Stanley Black OBE was an English bandleader, composer, conductor, arranger and pianist. He wrote and arranged many film scores, recording prolifically for the Decca label. Beginning with jazz collaborations with American musicians such as Coleman Hawkins and Benny Carter during the 1930s, he moved into arranging and recording in the Latin American music style and also won awards for his classical conducting.
Charles Williams was a British composer and conductor, contributing music to over 50 films. While his career ran from 1934 through 1968, much of his work came to the big screen as stock music and was therefore uncredited.
Laurence Reginald Ward Johnson, is an English composer and bandleader who has written scores for dozens of film and television series and has been one of the most highly regarded arrangers of instrumental pop and swing music since the 1950s with works often serving as stock production music.
Sidney Torch MBE was a British pianist, cinema organist, conductor, orchestral arranger and a composer of light music.
Brian Michael Fahey was a British musical director, composer and arranger, best known for composing "At the Sign of the Swingin' Cymbal", the signature tune to BBC Radio's long running programme Pick of the Pops. From 1972 he was principal conductor of the BBC Scottish Radio Orchestra, until it was disbanded in 1981.
Leighton Lucas was an English composer and conductor. Born into a musical family, he began his career as a dancer for Sergei Diaghilev's Ballets Russes (1918–21). He became a ballet conductor at 19, and in 1941 became musical director of the Ballet Guild, a wartime company for which he formed first a quintet, later an orchestra. He also worked as an arranger for Jack Hylton's orchestra between c.1926 and 1930.
Robert Sharples, known as Bob Sharples, was a British musical conductor, composer and bandleader, whose work encompassed films and well-known British television programmes in the 1960s and 1970s.
Samuel Alexander "Sandy" Faris was a Northern Irish composer, conductor and writer, known for his television theme tunes, including the theme music for the 1970s TV series Upstairs, Downstairs.
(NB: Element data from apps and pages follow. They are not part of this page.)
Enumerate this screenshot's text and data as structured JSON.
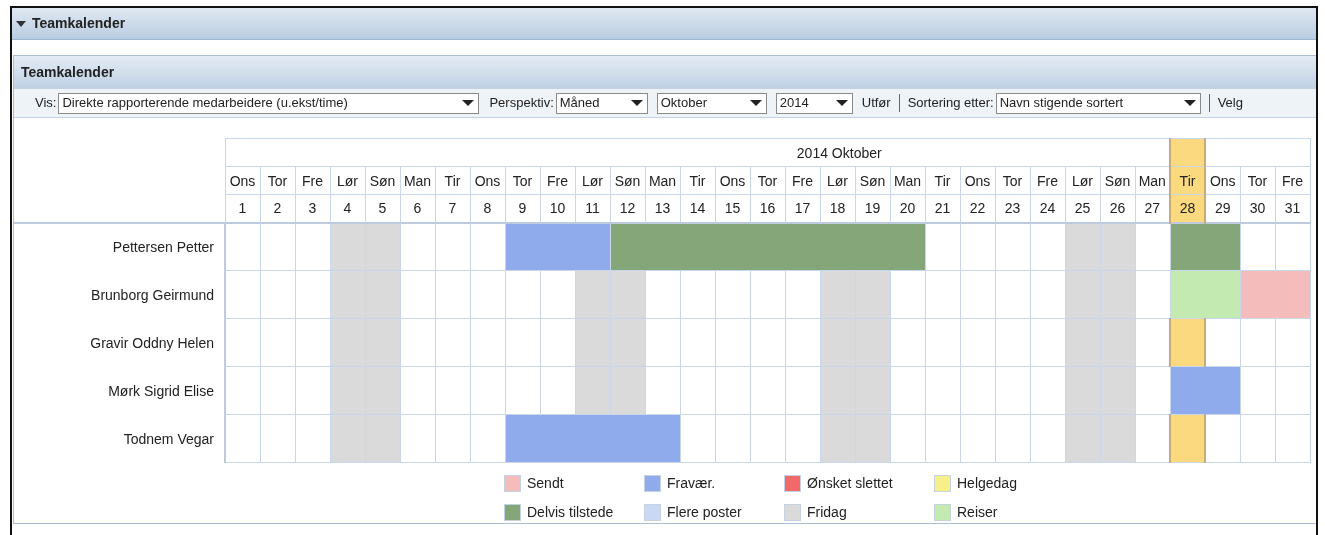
{
  "panel": {
    "title": "Teamkalender",
    "expanded": true
  },
  "calendar_panel": {
    "title": "Teamkalender"
  },
  "toolbar": {
    "view_label": "Vis:",
    "view_value": "Direkte rapporterende medarbeidere (u.ekst/time)",
    "perspective_label": "Perspektiv:",
    "perspective_value": "Måned",
    "month_value": "Oktober",
    "year_value": "2014",
    "run_link": "Utfør",
    "sort_label": "Sortering etter:",
    "sort_value": "Navn stigende sortert",
    "choose_label": "Velg"
  },
  "calendar": {
    "month_title": "2014 Oktober",
    "days": [
      {
        "weekday": "Ons",
        "day": "1",
        "selected": false
      },
      {
        "weekday": "Tor",
        "day": "2",
        "selected": false
      },
      {
        "weekday": "Fre",
        "day": "3",
        "selected": false
      },
      {
        "weekday": "Lør",
        "day": "4",
        "selected": false
      },
      {
        "weekday": "Søn",
        "day": "5",
        "selected": false
      },
      {
        "weekday": "Man",
        "day": "6",
        "selected": false
      },
      {
        "weekday": "Tir",
        "day": "7",
        "selected": false
      },
      {
        "weekday": "Ons",
        "day": "8",
        "selected": false
      },
      {
        "weekday": "Tor",
        "day": "9",
        "selected": false
      },
      {
        "weekday": "Fre",
        "day": "10",
        "selected": false
      },
      {
        "weekday": "Lør",
        "day": "11",
        "selected": false
      },
      {
        "weekday": "Søn",
        "day": "12",
        "selected": false
      },
      {
        "weekday": "Man",
        "day": "13",
        "selected": false
      },
      {
        "weekday": "Tir",
        "day": "14",
        "selected": false
      },
      {
        "weekday": "Ons",
        "day": "15",
        "selected": false
      },
      {
        "weekday": "Tor",
        "day": "16",
        "selected": false
      },
      {
        "weekday": "Fre",
        "day": "17",
        "selected": false
      },
      {
        "weekday": "Lør",
        "day": "18",
        "selected": false
      },
      {
        "weekday": "Søn",
        "day": "19",
        "selected": false
      },
      {
        "weekday": "Man",
        "day": "20",
        "selected": false
      },
      {
        "weekday": "Tir",
        "day": "21",
        "selected": false
      },
      {
        "weekday": "Ons",
        "day": "22",
        "selected": false
      },
      {
        "weekday": "Tor",
        "day": "23",
        "selected": false
      },
      {
        "weekday": "Fre",
        "day": "24",
        "selected": false
      },
      {
        "weekday": "Lør",
        "day": "25",
        "selected": false
      },
      {
        "weekday": "Søn",
        "day": "26",
        "selected": false
      },
      {
        "weekday": "Man",
        "day": "27",
        "selected": false
      },
      {
        "weekday": "Tir",
        "day": "28",
        "selected": true
      },
      {
        "weekday": "Ons",
        "day": "29",
        "selected": false
      },
      {
        "weekday": "Tor",
        "day": "30",
        "selected": false
      },
      {
        "weekday": "Fre",
        "day": "31",
        "selected": false
      }
    ],
    "rows": [
      {
        "name": "Pettersen Petter",
        "cells": [
          null,
          null,
          null,
          {
            "kind": "off",
            "color": "#dadada"
          },
          {
            "kind": "off",
            "color": "#dadada"
          },
          null,
          null,
          null,
          {
            "kind": "bar",
            "color": "#8fabeb"
          },
          {
            "kind": "bar",
            "color": "#8fabeb"
          },
          {
            "kind": "bar",
            "color": "#8fabeb"
          },
          {
            "kind": "bar",
            "color": "#84a678"
          },
          {
            "kind": "bar",
            "color": "#84a678"
          },
          {
            "kind": "bar",
            "color": "#84a678"
          },
          {
            "kind": "bar",
            "color": "#84a678"
          },
          {
            "kind": "bar",
            "color": "#84a678"
          },
          {
            "kind": "bar",
            "color": "#84a678"
          },
          {
            "kind": "bar",
            "color": "#84a678"
          },
          {
            "kind": "bar",
            "color": "#84a678"
          },
          {
            "kind": "bar",
            "color": "#84a678"
          },
          null,
          null,
          null,
          null,
          {
            "kind": "off",
            "color": "#dadada"
          },
          {
            "kind": "off",
            "color": "#dadada"
          },
          null,
          {
            "kind": "bar",
            "color": "#84a678"
          },
          {
            "kind": "bar",
            "color": "#84a678"
          },
          null,
          null
        ]
      },
      {
        "name": "Brunborg Geirmund",
        "cells": [
          null,
          null,
          null,
          {
            "kind": "off",
            "color": "#dadada"
          },
          {
            "kind": "off",
            "color": "#dadada"
          },
          null,
          null,
          null,
          null,
          null,
          {
            "kind": "off",
            "color": "#dadada"
          },
          {
            "kind": "off",
            "color": "#dadada"
          },
          null,
          null,
          null,
          null,
          null,
          {
            "kind": "off",
            "color": "#dadada"
          },
          {
            "kind": "off",
            "color": "#dadada"
          },
          null,
          null,
          null,
          null,
          null,
          {
            "kind": "off",
            "color": "#dadada"
          },
          {
            "kind": "off",
            "color": "#dadada"
          },
          null,
          {
            "kind": "bar",
            "color": "#c3eab0"
          },
          {
            "kind": "bar",
            "color": "#c3eab0"
          },
          {
            "kind": "bar",
            "color": "#f5bcbc"
          },
          {
            "kind": "bar",
            "color": "#f5bcbc"
          }
        ]
      },
      {
        "name": "Gravir Oddny Helen",
        "cells": [
          null,
          null,
          null,
          {
            "kind": "off",
            "color": "#dadada"
          },
          {
            "kind": "off",
            "color": "#dadada"
          },
          null,
          null,
          null,
          null,
          null,
          {
            "kind": "off",
            "color": "#dadada"
          },
          {
            "kind": "off",
            "color": "#dadada"
          },
          null,
          null,
          null,
          null,
          null,
          {
            "kind": "off",
            "color": "#dadada"
          },
          {
            "kind": "off",
            "color": "#dadada"
          },
          null,
          null,
          null,
          null,
          null,
          {
            "kind": "off",
            "color": "#dadada"
          },
          {
            "kind": "off",
            "color": "#dadada"
          },
          null,
          null,
          null,
          null,
          null
        ]
      },
      {
        "name": "Mørk Sigrid Elise",
        "cells": [
          null,
          null,
          null,
          {
            "kind": "off",
            "color": "#dadada"
          },
          {
            "kind": "off",
            "color": "#dadada"
          },
          null,
          null,
          null,
          null,
          null,
          {
            "kind": "off",
            "color": "#dadada"
          },
          {
            "kind": "off",
            "color": "#dadada"
          },
          null,
          null,
          null,
          null,
          null,
          {
            "kind": "off",
            "color": "#dadada"
          },
          {
            "kind": "off",
            "color": "#dadada"
          },
          null,
          null,
          null,
          null,
          null,
          {
            "kind": "off",
            "color": "#dadada"
          },
          {
            "kind": "off",
            "color": "#dadada"
          },
          null,
          {
            "kind": "bar",
            "color": "#8fabeb"
          },
          {
            "kind": "bar",
            "color": "#8fabeb"
          },
          null,
          null
        ]
      },
      {
        "name": "Todnem Vegar",
        "cells": [
          null,
          null,
          null,
          {
            "kind": "off",
            "color": "#dadada"
          },
          {
            "kind": "off",
            "color": "#dadada"
          },
          null,
          null,
          null,
          {
            "kind": "bar",
            "color": "#8fabeb"
          },
          {
            "kind": "bar",
            "color": "#8fabeb"
          },
          {
            "kind": "bar",
            "color": "#8fabeb"
          },
          {
            "kind": "bar",
            "color": "#8fabeb"
          },
          {
            "kind": "bar",
            "color": "#8fabeb"
          },
          null,
          null,
          null,
          null,
          {
            "kind": "off",
            "color": "#dadada"
          },
          {
            "kind": "off",
            "color": "#dadada"
          },
          null,
          null,
          null,
          null,
          null,
          {
            "kind": "off",
            "color": "#dadada"
          },
          {
            "kind": "off",
            "color": "#dadada"
          },
          null,
          null,
          null,
          null,
          null
        ]
      }
    ]
  },
  "legend": [
    {
      "label": "Sendt",
      "color": "#f5bcbc"
    },
    {
      "label": "Fravær.",
      "color": "#8fabeb"
    },
    {
      "label": "Ønsket slettet",
      "color": "#f06a6a"
    },
    {
      "label": "Helgedag",
      "color": "#f7f08a"
    },
    {
      "label": "Delvis tilstede",
      "color": "#84a678"
    },
    {
      "label": "Flere poster",
      "color": "#cad8f5"
    },
    {
      "label": "Fridag",
      "color": "#dadada"
    },
    {
      "label": "Reiser",
      "color": "#c3eab0"
    }
  ]
}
He composed and recorded many operas and musicals, and also composed film scores and orchestral works. As a conductor, he was especially known for his revivals of Jacques Offenbach and Gilbert and Sullivan operettas.
Dave Lee is an English jazz pianist, and a former orchestra leader, music arranger, songwriter and film composer.
Dennis Farnon was a Canadian musical arranger, composer and orchestra conductor.